The 90-gram vehicle along with electronics that include a photovoltaic array and a signal generator weighs a total of 259 milligrams and consumes just 120 milliwatts of power, but matches the thrust efficiency of a bee in flight.
Called the RoboBee, its weight is less than a paper clip, but it has a wingspan of 3.5 cm and a height of about 6 cm. It is powered by six solar cells that each weigh about 10 mg.
It could eventually be deployed for environmental exploration or search and rescue missions, the researchers said. One day it might perform in a swarm, with sensors, lightweight batteries and improved circuitry to take longer flights.
One of the researchers, Prof. Robert Wood of Harvard School Engineering and Applied Sciences, said the project was several decades in the making including six years of recent intensive work. He called the concept of powering flight “something of a Catch-22 as the tradeoff between mass and power becomes extremely problematic at small scales where flight is inefficient.”
The other researchers on the project are Noah Jafferis, E. Farrell Helbling and Michael Karpelson.
It takes less power to fly the RoboBee than it would to light a single light on a string of LED Christmas lights, according to a YouTube video showing the robot in action. Compared to earlier versions the latest model has a better transmission ratio and improved piezoelectric actuators and an additional pair wings.
It took the equivalent of three Suns to deliver enough energy to the solar array, which the team achieved with indoor testing under halogen lights.

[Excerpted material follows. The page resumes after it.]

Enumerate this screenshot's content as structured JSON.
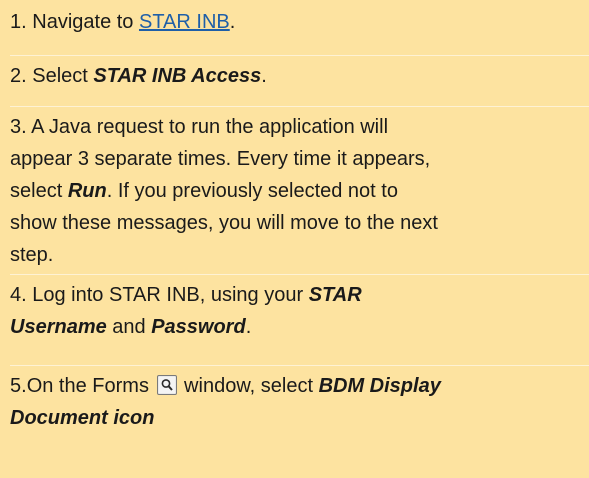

A bill of materials shows RoboBee included transformers, switches, an input capacitor, diodes, resistors, a microcontroller and circuit board.
The robot is not finished, partly because it “flies only for just under a second before veering off out of view,” according to Kenny Breuer, a researcher in the School of Engineering at Brown University, in Nature.
Eventually, lighter batteries could be developed to replace the solar panels along with improved small-scale electronics and communications. “The controlled flight of tiny robots seems within our grasp,” Breuer said.